Give me useful features that make Path even more of a knock out solution for families who want to keep in touch without the boat load of carp from the Facebook. I have dollars waiting to go to Path when they add features like profile pages, photo albums, and event sharing.
But that won't happen. And that's fine. Because for the time being, my family and I just want to share our daily happenings without complication. Until Path ceases to make that simple, we'll be around.
From Screwtape Letters by C.S. Lewis:
Let him begin by treating the patriotism or the pacifism as a part of his religion. Then let him, under the influence of partisan spirit, come to regard it as the most important part. Then quietly and gradually nurse him on to the stage at which the religion becomes merely part of the ‘cause’, in which Christianity is valued chiefly because of the excellent arguments it can produce in favour of the British war effort or of pacifism.
The attitude which you want to guard against is that in which temporal affairs are treated primarily as material for obedience. Once you have made the World an end, and faith a means, you have almost won your man, and it makes very little difference what kind of worldly end he is pursuing. Provided that meetings, pamphlets, policies, movements, causes and crusades matter more to him than prayers and sacraments and charity, he is ours – and the more ‘religious’ (on those terms) the more securely ours.
I had fun. My sermon from the Sunday before last, January 25. Took it as an opportunity to talk about my crush on science, why Christians should still care about the Old Testament, why I love my wife, and God's intimate construction of our lives. The passage is Acts 13:13-42, which is Paul's first recorded sermon on his first missionary journey. I hope you're blessed.
When the proponents of one Christian tradition assume that it holds in its hands all the resources needed for the flourishing of the church, and when we read other traditions in reductive and simplistic ways, then we are unnecessarily impoverishing ourselves and weakening our cause.
As one of my mentors would say, "We are all different regiments in God's army." Many bemoan the fact that we have so many different denominations, but one thing I drew from my experiences at an inter-denominational seminary, Beeson Divinity School, is that each regiment has specialties that serve the greater community of God.
I see at least two benefits.

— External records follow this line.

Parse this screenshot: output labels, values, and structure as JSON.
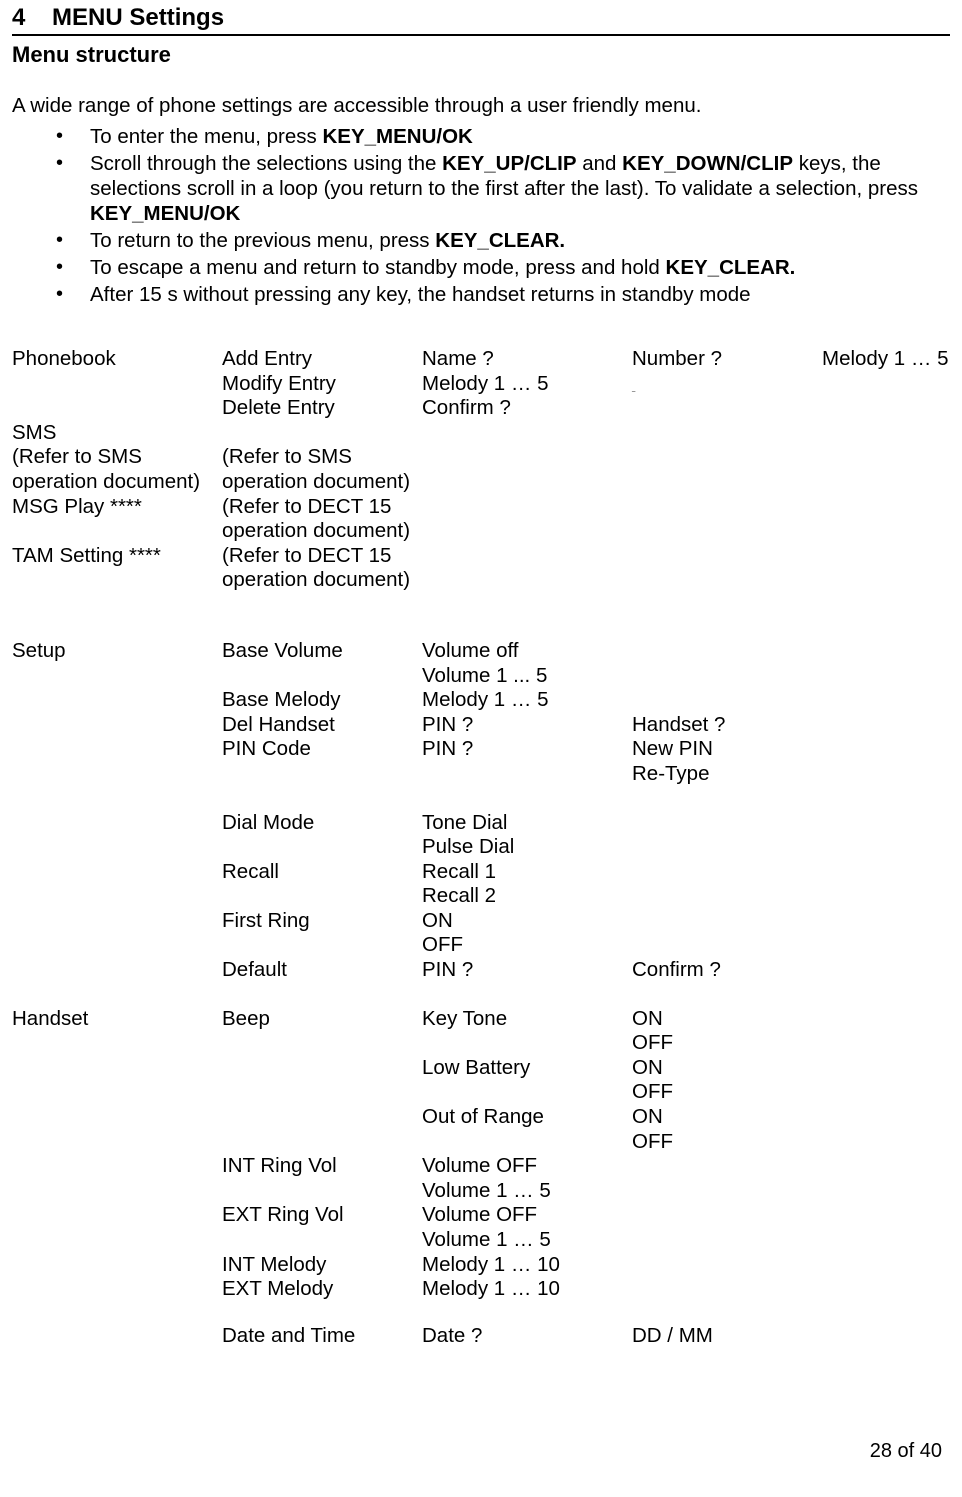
{
  "section_number": "4",
  "section_title": "MENU Settings",
  "subsection": "Menu structure",
  "intro": "A wide range of phone settings are accessible through a user friendly menu.",
  "bullets": [
    {
      "pre": "To enter the menu, press ",
      "b1": "KEY_MENU/OK",
      "mid": "",
      "b2": "",
      "post": ""
    },
    {
      "pre": "Scroll through the selections using the ",
      "b1": "KEY_UP/CLIP",
      "mid": " and ",
      "b2": "KEY_DOWN/CLIP",
      "post": " keys, the selections scroll in a loop (you return to the first after the last). To validate a selection, press ",
      "b3": "KEY_MENU/OK"
    },
    {
      "pre": "To return to the previous menu, press ",
      "b1": "KEY_CLEAR.",
      "mid": "",
      "b2": "",
      "post": ""
    },
    {
      "pre": "To escape a menu and return to standby mode, press and hold ",
      "b1": "KEY_CLEAR.",
      "mid": "",
      "b2": "",
      "post": ""
    },
    {
      "pre": "After 15 s without pressing any key, the handset returns in standby mode",
      "b1": "",
      "mid": "",
      "b2": "",
      "post": ""
    }
  ],
  "table": {
    "r1": {
      "c1": "Phonebook",
      "c2": "Add Entry",
      "c3": "Name ?",
      "c4": "Number ?",
      "c5": "Melody 1 … 5"
    },
    "r2": {
      "c1": "",
      "c2": "Modify Entry",
      "c3": "Melody 1 … 5",
      "c4u": "_",
      "c5": ""
    },
    "r3": {
      "c1": "",
      "c2": "Delete Entry",
      "c3": "Confirm ?",
      "c4": "",
      "c5": ""
    },
    "r4": {
      "c1": "SMS",
      "c2": "",
      "c3": "",
      "c4": "",
      "c5": ""
    },
    "r5": {
      "c1": "(Refer to SMS operation document)",
      "c2": "(Refer to SMS operation document)",
      "c3": "",
      "c4": "",
      "c5": ""
    },
    "r6": {
      "c1": "MSG Play ****",
      "c2": "(Refer to DECT 15 operation document)",
      "c3": "",
      "c4": "",
      "c5": ""
    },
    "r7": {
      "c1": "TAM Setting ****",
      "c2": "(Refer to DECT 15 operation document)",
      "c3": "",
      "c4": "",
      "c5": ""
    },
    "r8": {
      "c1": "Setup",
      "c2": "Base Volume",
      "c3": "Volume off",
      "c4": "",
      "c5": ""
    },
    "r9": {
      "c1": "",
      "c2": "",
      "c3": "Volume 1 ... 5",
      "c4": "",
      "c5": ""
    },
    "r10": {
      "c1": "",
      "c2": "Base Melody",
      "c3": "Melody 1 … 5",
      "c4": "",
      "c5": ""
    },
    "r11": {
      "c1": "",
      "c2": "Del Handset",
      "c3": "PIN ?",
      "c4": "Handset ?",
      "c5": ""
    },
    "r12": {
      "c1": "",
      "c2": "PIN Code",
      "c3": "PIN ?",
      "c4": "New PIN",
      "c5": ""
    },
    "r13": {
      "c1": "",
      "c2": "",
      "c3": "",
      "c4": "Re-Type",
      "c5": ""
    },
    "r14": {
      "c1": "",
      "c2": "Dial Mode",
      "c3": "Tone Dial",
      "c4": "",
      "c5": ""
    },
    "r15": {
      "c1": "",
      "c2": "",
      "c3": "Pulse Dial",
      "c4": "",
      "c5": ""
    },
    "r16": {
      "c1": "",
      "c2": "Recall",
      "c3": "Recall 1",
      "c4": "",
      "c5": ""
    },
    "r17": {
      "c1": "",
      "c2": "",
      "c3": "Recall 2",
      "c4": "",
      "c5": ""
    },
    "r18": {
      "c1": "",
      "c2": "First Ring",
      "c3": "ON",
      "c4": "",
      "c5": ""
    },
    "r19": {
      "c1": "",
      "c2": "",
      "c3": "OFF",
      "c4": "",
      "c5": ""
    },
    "r20": {
      "c1": "",
      "c2": "Default",
      "c3": "PIN ?",
      "c4": "Confirm ?",
      "c5": ""
    },
    "r21": {
      "c1": "Handset",
      "c2": "Beep",
      "c3": "Key Tone",
      "c4": "ON",
      "c5": ""
    },
    "r22": {
      "c1": "",
      "c2": "",
      "c3": "",
      "c4": "OFF",
      "c5": ""
    },
    "r23": {
      "c1": "",
      "c2": "",
      "c3": "Low Battery",
      "c4": "ON",
      "c5": ""
    },
    "r24": {
      "c1": "",
      "c2": "",
      "c3": "",
      "c4": "OFF",
      "c5": ""
    },
    "r25": {
      "c1": "",
      "c2": "",
      "c3": "Out of Range",
      "c4": "ON",
      "c5": ""
    },
    "r26": {
      "c1": "",
      "c2": "",
      "c3": "",
      "c4": "OFF",
      "c5": ""
    },
    "r27": {
      "c1": "",
      "c2": "INT Ring Vol",
      "c3": "Volume OFF",
      "c4": "",
      "c5": ""
    },
    "r28": {
      "c1": "",
      "c2": "",
      "c3": "Volume 1 … 5",
      "c4": "",
      "c5": ""
    },
    "r29": {
      "c1": "",
      "c2": "EXT Ring Vol",
      "c3": "Volume OFF",
      "c4": "",
      "c5": ""
    },
    "r30": {
      "c1": "",
      "c2": "",
      "c3": "Volume 1 … 5",
      "c4": "",
      "c5": ""
    },
    "r31": {
      "c1": "",
      "c2": "INT Melody",
      "c3": "Melody 1 … 10",
      "c4": "",
      "c5": ""
    },
    "r32": {
      "c1": "",
      "c2": "EXT Melody",
      "c3": "Melody 1 … 10",
      "c4": "",
      "c5": ""
    },
    "r33": {
      "c1": "",
      "c2": "Date and Time",
      "c3": "Date ?",
      "c4": "DD / MM",
      "c5": ""
    }
  },
  "page_num": "28 of 40"
}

First, I need the voice of my Baptist, Catholic, Methodist, Pentacostal, and Prebyterian brothers and sisters to make sure that I stay true to the core doctrines of Christian faith. The histories and cultures of other denominations provide a unique perspective from which my own theological and pragmatic blind spots can be spotted. If I ever sway from orthodox belief, my friends will steer me back on course.
Second, diversity inspires innovation. The problems I face in my own life and the life of our church are well aided by the voices of other travelers. As long as we hold tight to the essentials of our faith, then we become more willing to listen to each other's thoughts and solutions. My tradition might not have a history that fully equips me for addressing every issue, and so I can borrow from the experiences of others.
And as Jacobs points out, we're especially going to need each other as we move into this next era of God's people.
The first thing I note, at any rate, is a tone of exasperation: I can’t believe I have to say this. But why do you have to say it? Obviously: because if you didn’t, people would think, from the rest of your post or essay, that you don’t have a big problem with the murder of the people who worked at Charlie Hebdo.